no firm commitments IPOs on Mondays.



Aggarwal, R., 1998, “Stabilization Activities by Underwriters after New Offerings,” Working Paper, Georgetown University. Chen. H. and J. Ritter, 1998, “The seven percent solution,” Working Paper, University of Florida, Gainesville, FL. Ellis, K, R. Michaely, and M. O’Hara, 1999a, “When the underwriter is the market maker: An examination of trading in the IPO Aftermarket,” Working Paper, Cornell University, Ithaca NY. Ellis, K, R. Michaely, and M. O’Hara, 1999b, “The market microstructure of IPOs”, Work in progress, Cornell University, Ithaca NY. Michaely, R. and K. Womack, 1998, “Conflict of interest and the credibility of underwriter Working Paper, Cornell University, Ithaca NY. Ritter, J., 1991, "The Long-Run Performance of Initial Public Offerings," Journal of Finance 46, 3-27.


Biographical summaries: 1. Katrina Ellis is completing her doctorate degree in Finance at the Johnson Graduate school of Business at Cornell University. Her research interest are in the area of Corporate Finance and Market Micro-structure 2. Professor Michaely’s research interests are in the areas of corporate finance, capital markets and market microstructure. His current research focuses on the pricing of IPOs, their long term performance and firms’ financial policies. His research has appeared in Journals like the Journal of Finance, the Review of Financial Studies and Financial Management.

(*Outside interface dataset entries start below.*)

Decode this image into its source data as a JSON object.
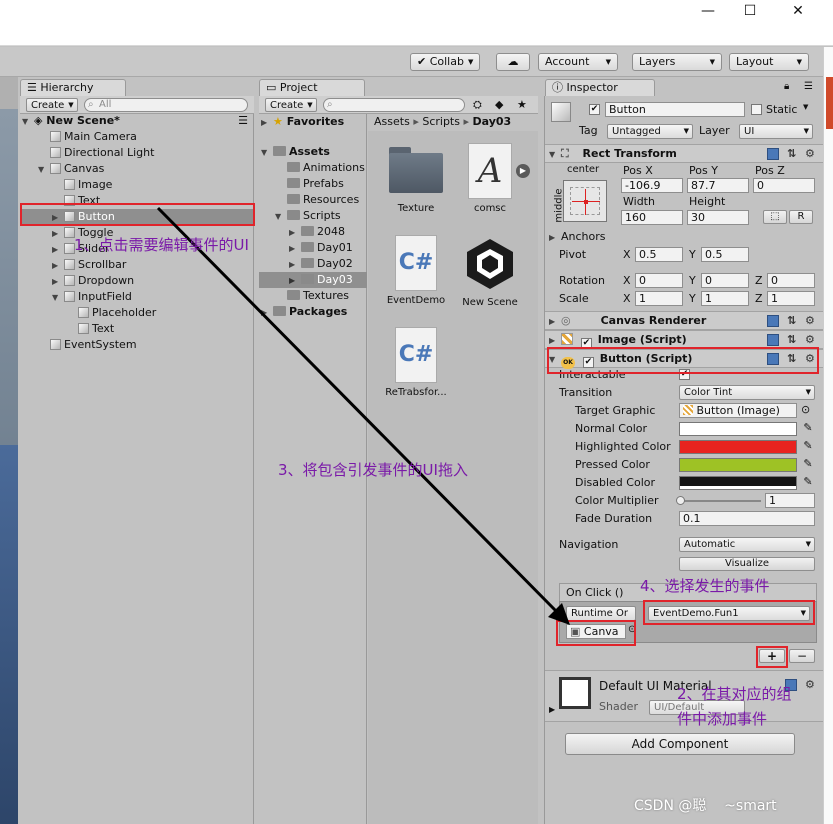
{
  "window": {
    "min_glyph": "—",
    "max_glyph": "☐",
    "close_glyph": "✕"
  },
  "toolbar": {
    "collab": "Collab",
    "cloud_icon": "cloud-icon",
    "account": "Account",
    "layers": "Layers",
    "layout": "Layout"
  },
  "hierarchy": {
    "tab": "Hierarchy",
    "create": "Create",
    "search_placeholder": "All",
    "scene": "New Scene*",
    "items": [
      {
        "label": "Main Camera",
        "depth": 1
      },
      {
        "label": "Directional Light",
        "depth": 1
      },
      {
        "label": "Canvas",
        "depth": 1
      },
      {
        "label": "Image",
        "depth": 2
      },
      {
        "label": "Text",
        "depth": 2
      },
      {
        "label": "Button",
        "depth": 2
      },
      {
        "label": "Toggle",
        "depth": 2
      },
      {
        "label": "Slider",
        "depth": 2
      },
      {
        "label": "Scrollbar",
        "depth": 2
      },
      {
        "label": "Dropdown",
        "depth": 2
      },
      {
        "label": "InputField",
        "depth": 2
      },
      {
        "label": "Placeholder",
        "depth": 3
      },
      {
        "label": "Text",
        "depth": 3
      },
      {
        "label": "EventSystem",
        "depth": 1
      }
    ]
  },
  "project": {
    "tab": "Project",
    "create": "Create",
    "favorites": "Favorites",
    "assets": "Assets",
    "folders": [
      "Animations",
      "Prefabs",
      "Resources",
      "Scripts",
      "2048",
      "Day01",
      "Day02",
      "Day03",
      "Textures"
    ],
    "packages": "Packages",
    "breadcrumb": [
      "Assets",
      "Scripts",
      "Day03"
    ],
    "files": [
      "Texture",
      "comsc",
      "EventDemo",
      "New Scene",
      "ReTrabsfor..."
    ]
  },
  "inspector": {
    "tab": "Inspector",
    "object_name": "Button",
    "static_label": "Static",
    "tag_label": "Tag",
    "tag_value": "Untagged",
    "layer_label": "Layer",
    "layer_value": "UI",
    "rect_transform": {
      "title": "Rect Transform",
      "anchor_h": "center",
      "anchor_v": "middle",
      "posx_label": "Pos X",
      "posy_label": "Pos Y",
      "posz_label": "Pos Z",
      "posx": "-106.9",
      "posy": "87.7",
      "posz": "0",
      "width_label": "Width",
      "height_label": "Height",
      "width": "160",
      "height": "30",
      "raw_label": "R",
      "anchors_label": "Anchors",
      "pivot_label": "Pivot",
      "pivot_x": "0.5",
      "pivot_y": "0.5",
      "rotation_label": "Rotation",
      "rot_x": "0",
      "rot_y": "0",
      "rot_z": "0",
      "scale_label": "Scale",
      "scale_x": "1",
      "scale_y": "1",
      "scale_z": "1",
      "x": "X",
      "y": "Y",
      "z": "Z"
    },
    "canvas_renderer": "Canvas Renderer",
    "image_script": "Image (Script)",
    "button_script": {
      "title": "Button (Script)",
      "interactable_label": "Interactable",
      "transition_label": "Transition",
      "transition_value": "Color Tint",
      "target_graphic_label": "Target Graphic",
      "target_graphic_value": "Button (Image)",
      "normal_label": "Normal Color",
      "highlighted_label": "Highlighted Color",
      "pressed_label": "Pressed Color",
      "disabled_label": "Disabled Color",
      "multiplier_label": "Color Multiplier",
      "multiplier_value": "1",
      "fade_label": "Fade Duration",
      "fade_value": "0.1",
      "navigation_label": "Navigation",
      "navigation_value": "Automatic",
      "visualize": "Visualize",
      "onclick_label": "On Click ()",
      "runtime_value": "Runtime Or",
      "function_value": "EventDemo.Fun1",
      "object_value": "Canva",
      "add_glyph": "+",
      "remove_glyph": "−"
    },
    "material": {
      "name": "Default UI Material",
      "shader_label": "Shader",
      "shader_value": "UI/Default"
    },
    "add_component": "Add Component"
  },
  "colors": {
    "normal": "#ffffff",
    "highlighted": "#e8231f",
    "pressed": "#9ec225",
    "disabled": "#141414",
    "annotation": "#7a1aa8",
    "highlight_box": "#e0242b"
  },
  "annotations": {
    "step1": "1、点击需要编辑事件的UI",
    "step2_line1": "2、在其对应的组",
    "step2_line2": "件中添加事件",
    "step3": "3、将包含引发事件的UI拖入",
    "step4": "4、选择发生的事件"
  },
  "watermark": "CSDN @聪    ~smart"
}
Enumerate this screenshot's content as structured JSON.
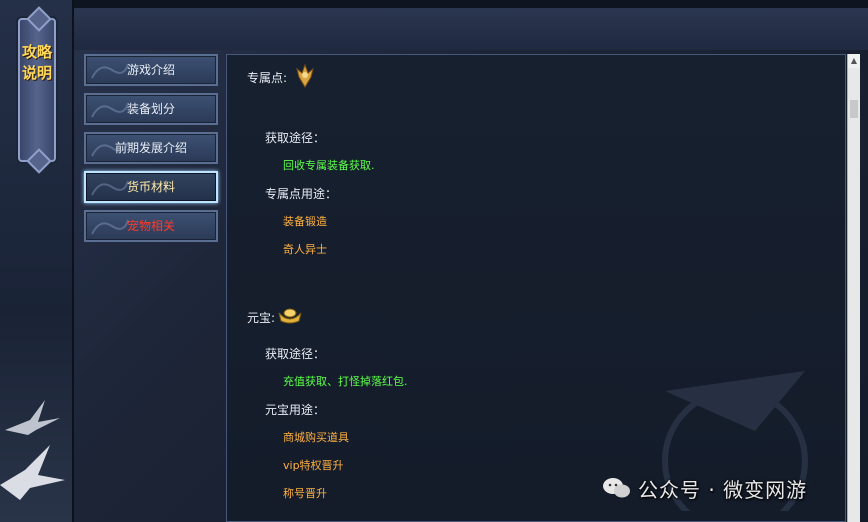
{
  "sidebar": {
    "title": "攻略说明"
  },
  "menu": {
    "items": [
      {
        "label": "游戏介绍"
      },
      {
        "label": "装备划分"
      },
      {
        "label": "前期发展介绍"
      },
      {
        "label": "货币材料"
      },
      {
        "label": "宠物相关"
      }
    ]
  },
  "content": {
    "section1": {
      "title": "专属点:",
      "acquire_label": "获取途径：",
      "acquire_text": "回收专属装备获取.",
      "use_label": "专属点用途：",
      "uses": [
        "装备锻造",
        "奇人异士"
      ]
    },
    "section2": {
      "title": "元宝:",
      "acquire_label": "获取途径：",
      "acquire_text": "充值获取、打怪掉落红包.",
      "use_label": "元宝用途：",
      "uses": [
        "商城购买道具",
        "vip特权晋升",
        "称号晋升"
      ]
    }
  },
  "watermark": {
    "text": "公众号 · 微变网游"
  },
  "colors": {
    "green_text": "#5dff4a",
    "orange_text": "#ffb040",
    "alert_text": "#ff3b2a",
    "title_gold": "#ffd85a"
  },
  "icons": {
    "section1": "trident-emblem-icon",
    "section2": "gold-ingot-icon",
    "watermark": "wechat-icon"
  }
}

His research has been frequently featured in the Wall Street Journal, the New York Times, the Economist, Forbes and others. 3. Professor Maureen O’Hara specialties are in the area of the structure of the securities market. Recent work includes an examination of the optimal regulation of exchanges and alternative trading systems. Professor O’Hara has recently been named the Executive Editor of the Review of Financial Studies, and she is the past president of the Western Finance Association and a member of the Economic Advisory Board of the NASDAQ. Her research has appeared in a wide range of Journals including the American Economic Review, the Journal of Finance, the Review of Financial Studies, the Journal of Financial Economics, and the Brookings Papers on Financial Markets.